Peterson Manufacturing Co, Grandview MO 31
Philips Products, Elkhart IN 36, 37
Powerbrace Corporation, Kenosha WI 26
PPG Industries, Strongsville OH 77
Prairie Ridge Partners, Buffalo Gap SD 5
Putnam Hitch Products, Bronson MI 49
Quality Custom Components, Burnsville MN 68, 69
Quality Resources, Atlanta GA 46
Quality Trailer Products, Azle TX (see ad, p 47) 14
QWorks Corporation, Dallas TX 21
RB Rubber Products, McMinnville OR 8
Redneck Trailer Supplies, Springfield MO 19
Reed Rubber Co, Saint Louis MO 45
Reliable Tool, Kendallville IN 24
Reliance Bearing Company, Houston TX 48
Ryerson Tull, Little Rock AR 94
Safeview Products Inc, Newtown CT 10
Salem Vent, Salem VA 62
Service Plus Distributors, Bristol PA 4
SFS Intec, Medina OH 92
Shelby Industries LLC, Shelbyville KY 91

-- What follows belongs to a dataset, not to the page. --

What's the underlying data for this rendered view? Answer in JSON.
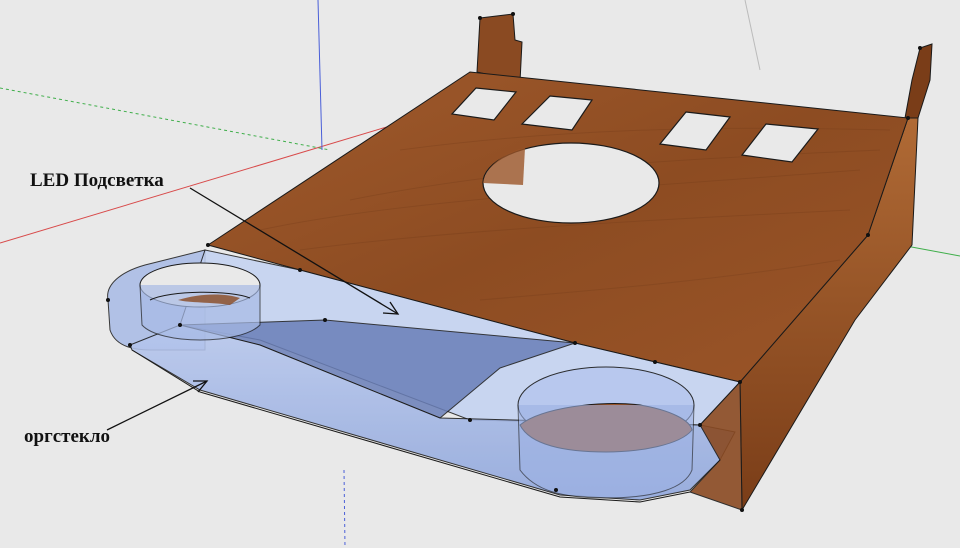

Statewide Aluminum, Elkhart IN 28
Superwinch, Putnam CT 61
Textron Financial Corp, Sacramento CA 84
Tie Down Engineering, Atlanta GA 39
Timbren Industries, Ajax, Ontario (see ad, p 49) 2
Tireco Inc, Compton CA 47
Titan International, Quincy IL 17
TODCO, Marion OH 63
Unified Marine, Naples FL 23
USA Harness, Winnsboro TX 88
Valspar, Grand Prairie TX 34
The Wallace Forge Company, Canton OH 41